We also have an audio recording of his talk (10MB MP3 file), and if anyone would like to put it online please contact us. In coming days I may add more notes from his talk.
His talk began with this photo of flooding. We were surprised when he told us it’s the 101 Fairview exit during previous El Niño flooding, where the current creek underpass work is in progress to reduce flood risk there.
He showed us this slide of drought years.
He talked about how the County and other agencies must work within their budgets, and therefore we all share responsibility for disaster preparation.
This next slide shows the differences between the current El Niño and 1997, noting that the current one is already stronger than 1997. Later he also pointed out the large red areas indicating warmer water off CA and AK (called “The Blob” by forecasters), noting that there’s no historical precedent for this and the effects on our Winter weather are unknown.
He said that El Niño years don’t always result in heavy rainfall or a high annual rainfall total.
He pointed out that despite the current record El Niño offshore, this year so far has brought unprecedented low total rainfall.
He talked about the effects of heavy rain on saturated soil, and sustained high rainfall rates.
He outlined preparations being done by various agencies. He stressed the value of Federal flood insurance (government program with private companies providing coverage), and emphasized the 30 day “grace” period before insurance takes effect. In other words, if you buy flood insurance 29 days before your home is flooded there is no coverage. He suggests buying now.
Note that the “Flood Prevention” pamphlet shown above-right is available as a PDF file here. Despite the above image of a sandbagged home, he didn’t have time to go into detail on how to place them. That information is available on the County website (links below).
Tom described some of the flood preparation work the County does every year, beginning in March. Below is an example of debris they remove to prevent blockage of drainage channels. He pointed out that the County provides 25 free sandbags 24/7 just West of Old Mill off Calle Real. Stuart Clyde pointed out that San Vicente also has free sandbags available.
Tom talked about how the County has no access to or responsibility for most creeks and other drainage channels because they’re on private property, but they do all they can.
He briefly outlined some of the flood response capabilities they have, and talked about how hard these crews work in any disaster. They often work for many hours without rest to protect and assist the public, but the crew is very small for the size of their service area.
This is why it’s so important for each of us to do all we can to prepare. He is extremely impressed with our DPG and how much we’ve done to prepare. He several times reiterated the value of flood insurance and sandbags if needed. He also stressed the importance of a disaster kit (supplies to survive an extended period without power or other utilities), and an evacuation plan (see the “911” DPG section of this website for helpful info here).
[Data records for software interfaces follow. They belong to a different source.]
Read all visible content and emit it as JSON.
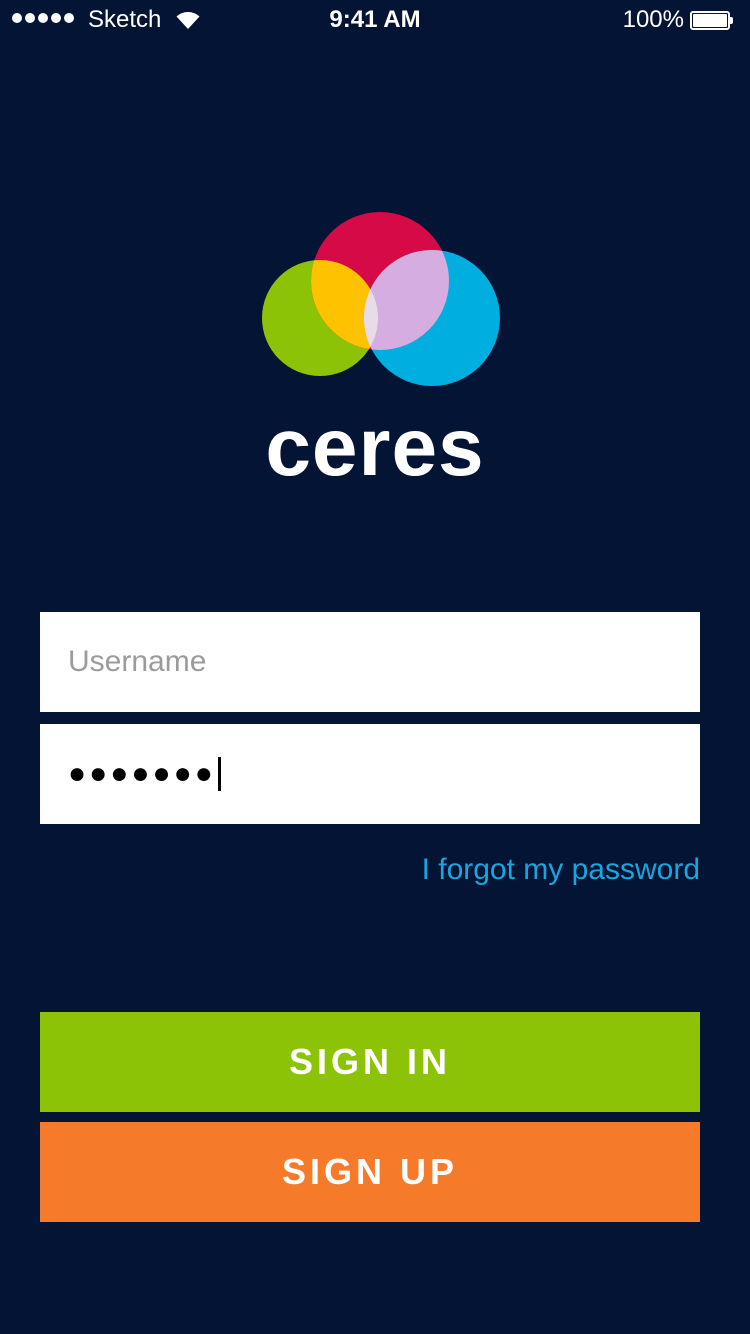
{
  "status_bar": {
    "carrier": "Sketch",
    "time": "9:41 AM",
    "battery": "100%",
    "signal_bars": 5
  },
  "logo": {
    "wordmark": "ceres",
    "colors": {
      "green": "#8dc306",
      "red": "#d50a46",
      "blue": "#00aee0",
      "yellow": "#ffc200",
      "lilac": "#d6ade0",
      "center": "#e8dcea"
    }
  },
  "form": {
    "username": {
      "placeholder": "Username",
      "value": ""
    },
    "password": {
      "masked_value": "●●●●●●●"
    },
    "forgot_label": "I forgot my password"
  },
  "buttons": {
    "signin_label": "SIGN IN",
    "signup_label": "SIGN UP"
  },
  "colors": {
    "background": "#041434",
    "link": "#17a7e0",
    "signin": "#8dc306",
    "signup": "#f57b2a"
  }
}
He provided the link for info on Flood Insurance at FloodSmart.gov
He displayed this FEMA map of San Vicente & Rancho that shows areas subject to flood potential (larger version in a previous post here on our website).
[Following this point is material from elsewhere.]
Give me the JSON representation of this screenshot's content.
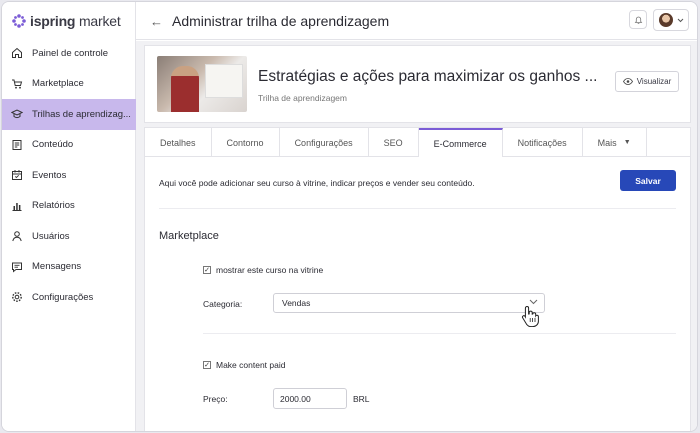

In this satellite image of our parks, there is a blue line indicating the course of Atascadero Creek which runs through our parks.
In the next slide he listed some online resources he suggests for further info. Here are the same links in a format you can click on to visit:
santabarbara.onerain.com/home.php (no www prefix)
Below is another photo of earlier flooding at the Fairview intersection with 101.
He shared this cartoon of Godzilla representing El Niño and the Blob being what forecasters are calling that unprecedented red area shown offshore of the West Coast in the NOAA slide above.
To end his talk and introduce our brief open question period, he showed this slide of Lake Cachuma nearly dry and stressed how badly we need rain.